Line by line, reproduce the material below exactly.
--- START ---
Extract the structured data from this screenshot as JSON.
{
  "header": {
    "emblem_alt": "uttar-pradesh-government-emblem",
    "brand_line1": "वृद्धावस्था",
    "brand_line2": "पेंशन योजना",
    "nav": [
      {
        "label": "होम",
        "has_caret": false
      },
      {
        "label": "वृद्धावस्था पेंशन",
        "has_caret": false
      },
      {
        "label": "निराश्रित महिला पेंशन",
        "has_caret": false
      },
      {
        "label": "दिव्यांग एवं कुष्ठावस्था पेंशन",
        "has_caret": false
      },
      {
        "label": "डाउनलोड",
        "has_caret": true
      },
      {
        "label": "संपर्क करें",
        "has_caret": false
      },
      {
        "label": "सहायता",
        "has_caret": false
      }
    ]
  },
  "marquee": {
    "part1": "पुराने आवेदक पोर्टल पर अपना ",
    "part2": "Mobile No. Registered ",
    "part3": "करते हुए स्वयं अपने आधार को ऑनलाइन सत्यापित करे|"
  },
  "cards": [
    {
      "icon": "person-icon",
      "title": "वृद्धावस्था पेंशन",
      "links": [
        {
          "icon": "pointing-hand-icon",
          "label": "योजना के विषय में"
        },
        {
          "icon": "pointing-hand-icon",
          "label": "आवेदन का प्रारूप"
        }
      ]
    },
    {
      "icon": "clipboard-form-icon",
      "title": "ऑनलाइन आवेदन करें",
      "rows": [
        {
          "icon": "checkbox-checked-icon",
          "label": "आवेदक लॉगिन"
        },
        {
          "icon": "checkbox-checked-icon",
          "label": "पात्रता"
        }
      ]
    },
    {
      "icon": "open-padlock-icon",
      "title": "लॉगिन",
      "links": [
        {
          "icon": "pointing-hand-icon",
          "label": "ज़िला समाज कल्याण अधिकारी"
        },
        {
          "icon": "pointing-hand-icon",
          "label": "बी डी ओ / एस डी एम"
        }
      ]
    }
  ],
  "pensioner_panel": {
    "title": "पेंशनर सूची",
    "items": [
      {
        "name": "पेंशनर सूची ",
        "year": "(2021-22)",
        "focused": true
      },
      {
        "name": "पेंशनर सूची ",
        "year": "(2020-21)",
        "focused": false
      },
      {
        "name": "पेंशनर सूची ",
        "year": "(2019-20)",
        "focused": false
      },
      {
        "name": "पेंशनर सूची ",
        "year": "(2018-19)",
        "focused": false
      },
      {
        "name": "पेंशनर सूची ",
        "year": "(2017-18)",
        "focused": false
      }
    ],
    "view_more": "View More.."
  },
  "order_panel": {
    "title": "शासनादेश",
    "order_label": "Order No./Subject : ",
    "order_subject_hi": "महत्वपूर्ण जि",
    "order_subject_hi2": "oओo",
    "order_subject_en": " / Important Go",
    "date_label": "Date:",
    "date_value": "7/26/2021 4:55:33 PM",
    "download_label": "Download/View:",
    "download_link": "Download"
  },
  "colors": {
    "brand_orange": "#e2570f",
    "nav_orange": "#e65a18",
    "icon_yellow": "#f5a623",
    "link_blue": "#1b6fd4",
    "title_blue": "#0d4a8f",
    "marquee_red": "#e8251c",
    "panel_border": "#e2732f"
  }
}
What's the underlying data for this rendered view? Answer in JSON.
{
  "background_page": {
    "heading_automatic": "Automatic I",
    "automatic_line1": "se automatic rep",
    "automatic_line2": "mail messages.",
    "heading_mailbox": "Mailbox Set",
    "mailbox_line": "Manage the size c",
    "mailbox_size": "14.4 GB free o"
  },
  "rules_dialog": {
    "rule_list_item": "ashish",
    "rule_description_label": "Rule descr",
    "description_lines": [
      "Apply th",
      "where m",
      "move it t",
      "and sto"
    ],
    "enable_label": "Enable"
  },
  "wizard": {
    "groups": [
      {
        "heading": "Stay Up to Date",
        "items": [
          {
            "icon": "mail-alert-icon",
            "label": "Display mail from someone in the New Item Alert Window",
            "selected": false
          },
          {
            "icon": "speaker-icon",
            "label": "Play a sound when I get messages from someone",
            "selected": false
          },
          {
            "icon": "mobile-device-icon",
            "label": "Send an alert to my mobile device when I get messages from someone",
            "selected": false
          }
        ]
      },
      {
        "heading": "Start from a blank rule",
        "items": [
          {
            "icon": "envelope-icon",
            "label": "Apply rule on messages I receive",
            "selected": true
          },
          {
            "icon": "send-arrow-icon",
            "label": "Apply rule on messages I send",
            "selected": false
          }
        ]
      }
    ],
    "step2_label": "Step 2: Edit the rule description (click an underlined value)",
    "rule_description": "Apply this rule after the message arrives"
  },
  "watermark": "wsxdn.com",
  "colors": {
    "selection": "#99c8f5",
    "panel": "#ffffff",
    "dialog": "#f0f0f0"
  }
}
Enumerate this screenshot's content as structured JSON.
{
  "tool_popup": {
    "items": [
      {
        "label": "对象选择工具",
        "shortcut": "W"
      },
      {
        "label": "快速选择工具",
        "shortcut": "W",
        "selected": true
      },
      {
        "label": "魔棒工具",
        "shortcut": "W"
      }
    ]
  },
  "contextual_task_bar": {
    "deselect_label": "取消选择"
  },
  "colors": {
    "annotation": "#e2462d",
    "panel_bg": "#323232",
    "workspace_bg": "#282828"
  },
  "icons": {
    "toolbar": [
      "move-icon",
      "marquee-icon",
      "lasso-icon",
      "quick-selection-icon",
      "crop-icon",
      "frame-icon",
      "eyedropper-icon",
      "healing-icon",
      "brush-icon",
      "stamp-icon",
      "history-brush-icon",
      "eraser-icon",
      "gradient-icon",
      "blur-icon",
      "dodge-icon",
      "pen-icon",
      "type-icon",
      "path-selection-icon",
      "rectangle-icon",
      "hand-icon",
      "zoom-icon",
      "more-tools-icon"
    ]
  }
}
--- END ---
[Task response]:
Extract the structured data from this screenshot as JSON.
{
  "header": {
    "emblem_alt": "uttar-pradesh-government-emblem",
    "brand_line1": "वृद्धावस्था",
    "brand_line2": "पेंशन योजना",
    "nav": [
      {
        "label": "होम",
        "has_caret": false
      },
      {
        "label": "वृद्धावस्था पेंशन",
        "has_caret": false
      },
      {
        "label": "निराश्रित महिला पेंशन",
        "has_caret": false
      },
      {
        "label": "दिव्यांग एवं कुष्ठावस्था पेंशन",
        "has_caret": false
      },
      {
        "label": "डाउनलोड",
        "has_caret": true
      },
      {
        "label": "संपर्क करें",
        "has_caret": false
      },
      {
        "label": "सहायता",
        "has_caret": false
      }
    ]
  },
  "marquee": {
    "part1": "पुराने आवेदक पोर्टल पर अपना ",
    "part2": "Mobile No. Registered ",
    "part3": "करते हुए स्वयं अपने आधार को ऑनलाइन सत्यापित करे|"
  },
  "cards": [
    {
      "icon": "person-icon",
      "title": "वृद्धावस्था पेंशन",
      "links": [
        {
          "icon": "pointing-hand-icon",
          "label": "योजना के विषय में"
        },
        {
          "icon": "pointing-hand-icon",
          "label": "आवेदन का प्रारूप"
        }
      ]
    },
    {
      "icon": "clipboard-form-icon",
      "title": "ऑनलाइन आवेदन करें",
      "rows": [
        {
          "icon": "checkbox-checked-icon",
          "label": "आवेदक लॉगिन"
        },
        {
          "icon": "checkbox-checked-icon",
          "label": "पात्रता"
        }
      ]
    },
    {
      "icon": "open-padlock-icon",
      "title": "लॉगिन",
      "links": [
        {
          "icon": "pointing-hand-icon",
          "label": "ज़िला समाज कल्याण अधिकारी"
        },
        {
          "icon": "pointing-hand-icon",
          "label": "बी डी ओ / एस डी एम"
        }
      ]
    }
  ],
  "pensioner_panel": {
    "title": "पेंशनर सूची",
    "items": [
      {
        "name": "पेंशनर सूची ",
        "year": "(2021-22)",
        "focused": true
      },
      {
        "name": "पेंशनर सूची ",
        "year": "(2020-21)",
        "focused": false
      },
      {
        "name": "पेंशनर सूची ",
        "year": "(2019-20)",
        "focused": false
      },
      {
        "name": "पेंशनर सूची ",
        "year": "(2018-19)",
        "focused": false
      },
      {
        "name": "पेंशनर सूची ",
        "year": "(2017-18)",
        "focused": false
      }
    ],
    "view_more": "View More.."
  },
  "order_panel": {
    "title": "शासनादेश",
    "order_label": "Order No./Subject : ",
    "order_subject_hi": "महत्वपूर्ण जि",
    "order_subject_hi2": "oओo",
    "order_subject_en": " / Important Go",
    "date_label": "Date:",
    "date_value": "7/26/2021 4:55:33 PM",
    "download_label": "Download/View:",
    "download_link": "Download"
  },
  "colors": {
    "brand_orange": "#e2570f",
    "nav_orange": "#e65a18",
    "icon_yellow": "#f5a623",
    "link_blue": "#1b6fd4",
    "title_blue": "#0d4a8f",
    "marquee_red": "#e8251c",
    "panel_border": "#e2732f"
  }
}
What's the underlying data for this rendered view? Answer in JSON.
{
  "background_page": {
    "heading_automatic": "Automatic I",
    "automatic_line1": "se automatic rep",
    "automatic_line2": "mail messages.",
    "heading_mailbox": "Mailbox Set",
    "mailbox_line": "Manage the size c",
    "mailbox_size": "14.4 GB free o"
  },
  "rules_dialog": {
    "rule_list_item": "ashish",
    "rule_description_label": "Rule descr",
    "description_lines": [
      "Apply th",
      "where m",
      "move it t",
      "and sto"
    ],
    "enable_label": "Enable"
  },
  "wizard": {
    "groups": [
      {
        "heading": "Stay Up to Date",
        "items": [
          {
            "icon": "mail-alert-icon",
            "label": "Display mail from someone in the New Item Alert Window",
            "selected": false
          },
          {
            "icon": "speaker-icon",
            "label": "Play a sound when I get messages from someone",
            "selected": false
          },
          {
            "icon": "mobile-device-icon",
            "label": "Send an alert to my mobile device when I get messages from someone",
            "selected": false
          }
        ]
      },
      {
        "heading": "Start from a blank rule",
        "items": [
          {
            "icon": "envelope-icon",
            "label": "Apply rule on messages I receive",
            "selected": true
          },
          {
            "icon": "send-arrow-icon",
            "label": "Apply rule on messages I send",
            "selected": false
          }
        ]
      }
    ],
    "step2_label": "Step 2: Edit the rule description (click an underlined value)",
    "rule_description": "Apply this rule after the message arrives"
  },
  "watermark": "wsxdn.com",
  "colors": {
    "selection": "#99c8f5",
    "panel": "#ffffff",
    "dialog": "#f0f0f0"
  }
}
Enumerate this screenshot's content as structured JSON.
{
  "tool_popup": {
    "items": [
      {
        "label": "对象选择工具",
        "shortcut": "W"
      },
      {
        "label": "快速选择工具",
        "shortcut": "W",
        "selected": true
      },
      {
        "label": "魔棒工具",
        "shortcut": "W"
      }
    ]
  },
  "contextual_task_bar": {
    "deselect_label": "取消选择"
  },
  "colors": {
    "annotation": "#e2462d",
    "panel_bg": "#323232",
    "workspace_bg": "#282828"
  },
  "icons": {
    "toolbar": [
      "move-icon",
      "marquee-icon",
      "lasso-icon",
      "quick-selection-icon",
      "crop-icon",
      "frame-icon",
      "eyedropper-icon",
      "healing-icon",
      "brush-icon",
      "stamp-icon",
      "history-brush-icon",
      "eraser-icon",
      "gradient-icon",
      "blur-icon",
      "dodge-icon",
      "pen-icon",
      "type-icon",
      "path-selection-icon",
      "rectangle-icon",
      "hand-icon",
      "zoom-icon",
      "more-tools-icon"
    ]
  }
}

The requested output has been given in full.